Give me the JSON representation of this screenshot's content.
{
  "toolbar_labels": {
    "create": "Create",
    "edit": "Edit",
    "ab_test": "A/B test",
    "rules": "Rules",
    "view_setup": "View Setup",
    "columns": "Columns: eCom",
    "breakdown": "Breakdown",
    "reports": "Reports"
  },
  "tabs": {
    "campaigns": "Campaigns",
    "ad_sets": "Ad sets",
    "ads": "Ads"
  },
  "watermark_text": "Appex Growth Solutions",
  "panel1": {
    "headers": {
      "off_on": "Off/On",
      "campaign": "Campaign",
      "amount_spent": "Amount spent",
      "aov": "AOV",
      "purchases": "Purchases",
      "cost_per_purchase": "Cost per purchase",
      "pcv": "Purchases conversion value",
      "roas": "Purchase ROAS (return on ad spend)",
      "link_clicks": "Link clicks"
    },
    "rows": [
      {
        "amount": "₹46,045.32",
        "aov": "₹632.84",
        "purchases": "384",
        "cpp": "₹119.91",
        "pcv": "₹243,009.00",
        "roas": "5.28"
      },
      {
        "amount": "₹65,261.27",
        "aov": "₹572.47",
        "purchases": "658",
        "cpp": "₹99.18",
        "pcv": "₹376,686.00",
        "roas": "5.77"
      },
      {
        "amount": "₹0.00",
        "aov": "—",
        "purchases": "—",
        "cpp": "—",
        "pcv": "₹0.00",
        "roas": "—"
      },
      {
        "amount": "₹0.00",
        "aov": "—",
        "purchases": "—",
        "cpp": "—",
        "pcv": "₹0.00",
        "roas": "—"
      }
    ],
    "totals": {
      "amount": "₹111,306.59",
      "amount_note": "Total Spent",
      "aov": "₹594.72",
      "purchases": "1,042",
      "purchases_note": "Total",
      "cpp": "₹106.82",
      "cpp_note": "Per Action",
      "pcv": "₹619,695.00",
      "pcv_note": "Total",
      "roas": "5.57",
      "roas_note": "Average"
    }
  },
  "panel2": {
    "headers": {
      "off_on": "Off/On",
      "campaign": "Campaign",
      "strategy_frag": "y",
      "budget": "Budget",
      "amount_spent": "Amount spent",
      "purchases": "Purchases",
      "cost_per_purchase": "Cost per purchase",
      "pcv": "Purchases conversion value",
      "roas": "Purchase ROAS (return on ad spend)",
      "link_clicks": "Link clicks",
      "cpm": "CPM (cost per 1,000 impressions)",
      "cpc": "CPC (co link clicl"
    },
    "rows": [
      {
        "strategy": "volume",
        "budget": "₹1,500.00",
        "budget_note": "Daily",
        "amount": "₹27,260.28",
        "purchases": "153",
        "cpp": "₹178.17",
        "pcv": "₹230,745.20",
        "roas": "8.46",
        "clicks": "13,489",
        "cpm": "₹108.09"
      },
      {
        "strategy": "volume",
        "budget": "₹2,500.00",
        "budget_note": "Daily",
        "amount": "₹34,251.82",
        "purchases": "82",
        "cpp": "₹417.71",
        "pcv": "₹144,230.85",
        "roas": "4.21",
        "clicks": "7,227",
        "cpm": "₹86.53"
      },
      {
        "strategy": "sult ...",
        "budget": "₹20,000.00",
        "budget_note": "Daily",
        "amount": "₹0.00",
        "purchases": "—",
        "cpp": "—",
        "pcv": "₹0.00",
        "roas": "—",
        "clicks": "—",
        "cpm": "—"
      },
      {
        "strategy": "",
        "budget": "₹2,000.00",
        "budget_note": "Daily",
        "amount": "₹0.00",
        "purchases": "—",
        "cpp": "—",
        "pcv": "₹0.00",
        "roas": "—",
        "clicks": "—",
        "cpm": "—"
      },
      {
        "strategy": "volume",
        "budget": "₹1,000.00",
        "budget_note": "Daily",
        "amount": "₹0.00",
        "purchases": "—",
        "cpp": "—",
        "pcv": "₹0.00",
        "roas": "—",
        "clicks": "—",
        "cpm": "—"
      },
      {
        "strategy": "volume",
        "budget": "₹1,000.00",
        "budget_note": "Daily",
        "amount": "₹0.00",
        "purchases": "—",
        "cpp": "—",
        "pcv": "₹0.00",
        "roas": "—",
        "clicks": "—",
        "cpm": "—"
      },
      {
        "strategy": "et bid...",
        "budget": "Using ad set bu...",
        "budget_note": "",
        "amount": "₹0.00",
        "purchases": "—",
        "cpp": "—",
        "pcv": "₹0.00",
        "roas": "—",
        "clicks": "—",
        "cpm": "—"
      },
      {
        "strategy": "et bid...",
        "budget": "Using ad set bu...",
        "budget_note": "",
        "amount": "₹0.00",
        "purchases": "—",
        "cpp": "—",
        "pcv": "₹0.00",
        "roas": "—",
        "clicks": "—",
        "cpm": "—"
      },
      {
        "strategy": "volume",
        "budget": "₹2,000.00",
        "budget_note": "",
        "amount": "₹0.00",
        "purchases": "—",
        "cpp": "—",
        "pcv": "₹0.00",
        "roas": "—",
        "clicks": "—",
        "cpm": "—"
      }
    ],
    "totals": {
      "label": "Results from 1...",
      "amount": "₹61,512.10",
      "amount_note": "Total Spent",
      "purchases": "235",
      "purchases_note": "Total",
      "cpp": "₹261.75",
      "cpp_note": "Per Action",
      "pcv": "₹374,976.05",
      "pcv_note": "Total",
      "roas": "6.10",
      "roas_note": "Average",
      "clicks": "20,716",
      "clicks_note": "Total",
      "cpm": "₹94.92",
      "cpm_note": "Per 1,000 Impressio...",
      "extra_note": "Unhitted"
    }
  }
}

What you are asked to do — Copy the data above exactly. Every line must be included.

Solution to the exercise —
Give me the JSON representation of this screenshot's content.
{
  "toolbar_labels": {
    "create": "Create",
    "edit": "Edit",
    "ab_test": "A/B test",
    "rules": "Rules",
    "view_setup": "View Setup",
    "columns": "Columns: eCom",
    "breakdown": "Breakdown",
    "reports": "Reports"
  },
  "tabs": {
    "campaigns": "Campaigns",
    "ad_sets": "Ad sets",
    "ads": "Ads"
  },
  "watermark_text": "Appex Growth Solutions",
  "panel1": {
    "headers": {
      "off_on": "Off/On",
      "campaign": "Campaign",
      "amount_spent": "Amount spent",
      "aov": "AOV",
      "purchases": "Purchases",
      "cost_per_purchase": "Cost per purchase",
      "pcv": "Purchases conversion value",
      "roas": "Purchase ROAS (return on ad spend)",
      "link_clicks": "Link clicks"
    },
    "rows": [
      {
        "amount": "₹46,045.32",
        "aov": "₹632.84",
        "purchases": "384",
        "cpp": "₹119.91",
        "pcv": "₹243,009.00",
        "roas": "5.28"
      },
      {
        "amount": "₹65,261.27",
        "aov": "₹572.47",
        "purchases": "658",
        "cpp": "₹99.18",
        "pcv": "₹376,686.00",
        "roas": "5.77"
      },
      {
        "amount": "₹0.00",
        "aov": "—",
        "purchases": "—",
        "cpp": "—",
        "pcv": "₹0.00",
        "roas": "—"
      },
      {
        "amount": "₹0.00",
        "aov": "—",
        "purchases": "—",
        "cpp": "—",
        "pcv": "₹0.00",
        "roas": "—"
      }
    ],
    "totals": {
      "amount": "₹111,306.59",
      "amount_note": "Total Spent",
      "aov": "₹594.72",
      "purchases": "1,042",
      "purchases_note": "Total",
      "cpp": "₹106.82",
      "cpp_note": "Per Action",
      "pcv": "₹619,695.00",
      "pcv_note": "Total",
      "roas": "5.57",
      "roas_note": "Average"
    }
  },
  "panel2": {
    "headers": {
      "off_on": "Off/On",
      "campaign": "Campaign",
      "strategy_frag": "y",
      "budget": "Budget",
      "amount_spent": "Amount spent",
      "purchases": "Purchases",
      "cost_per_purchase": "Cost per purchase",
      "pcv": "Purchases conversion value",
      "roas": "Purchase ROAS (return on ad spend)",
      "link_clicks": "Link clicks",
      "cpm": "CPM (cost per 1,000 impressions)",
      "cpc": "CPC (co link clicl"
    },
    "rows": [
      {
        "strategy": "volume",
        "budget": "₹1,500.00",
        "budget_note": "Daily",
        "amount": "₹27,260.28",
        "purchases": "153",
        "cpp": "₹178.17",
        "pcv": "₹230,745.20",
        "roas": "8.46",
        "clicks": "13,489",
        "cpm": "₹108.09"
      },
      {
        "strategy": "volume",
        "budget": "₹2,500.00",
        "budget_note": "Daily",
        "amount": "₹34,251.82",
        "purchases": "82",
        "cpp": "₹417.71",
        "pcv": "₹144,230.85",
        "roas": "4.21",
        "clicks": "7,227",
        "cpm": "₹86.53"
      },
      {
        "strategy": "sult ...",
        "budget": "₹20,000.00",
        "budget_note": "Daily",
        "amount": "₹0.00",
        "purchases": "—",
        "cpp": "—",
        "pcv": "₹0.00",
        "roas": "—",
        "clicks": "—",
        "cpm": "—"
      },
      {
        "strategy": "",
        "budget": "₹2,000.00",
        "budget_note": "Daily",
        "amount": "₹0.00",
        "purchases": "—",
        "cpp": "—",
        "pcv": "₹0.00",
        "roas": "—",
        "clicks": "—",
        "cpm": "—"
      },
      {
        "strategy": "volume",
        "budget": "₹1,000.00",
        "budget_note": "Daily",
        "amount": "₹0.00",
        "purchases": "—",
        "cpp": "—",
        "pcv": "₹0.00",
        "roas": "—",
        "clicks": "—",
        "cpm": "—"
      },
      {
        "strategy": "volume",
        "budget": "₹1,000.00",
        "budget_note": "Daily",
        "amount": "₹0.00",
        "purchases": "—",
        "cpp": "—",
        "pcv": "₹0.00",
        "roas": "—",
        "clicks": "—",
        "cpm": "—"
      },
      {
        "strategy": "et bid...",
        "budget": "Using ad set bu...",
        "budget_note": "",
        "amount": "₹0.00",
        "purchases": "—",
        "cpp": "—",
        "pcv": "₹0.00",
        "roas": "—",
        "clicks": "—",
        "cpm": "—"
      },
      {
        "strategy": "et bid...",
        "budget": "Using ad set bu...",
        "budget_note": "",
        "amount": "₹0.00",
        "purchases": "—",
        "cpp": "—",
        "pcv": "₹0.00",
        "roas": "—",
        "clicks": "—",
        "cpm": "—"
      },
      {
        "strategy": "volume",
        "budget": "₹2,000.00",
        "budget_note": "",
        "amount": "₹0.00",
        "purchases": "—",
        "cpp": "—",
        "pcv": "₹0.00",
        "roas": "—",
        "clicks": "—",
        "cpm": "—"
      }
    ],
    "totals": {
      "label": "Results from 1...",
      "amount": "₹61,512.10",
      "amount_note": "Total Spent",
      "purchases": "235",
      "purchases_note": "Total",
      "cpp": "₹261.75",
      "cpp_note": "Per Action",
      "pcv": "₹374,976.05",
      "pcv_note": "Total",
      "roas": "6.10",
      "roas_note": "Average",
      "clicks": "20,716",
      "clicks_note": "Total",
      "cpm": "₹94.92",
      "cpm_note": "Per 1,000 Impressio...",
      "extra_note": "Unhitted"
    }
  }
}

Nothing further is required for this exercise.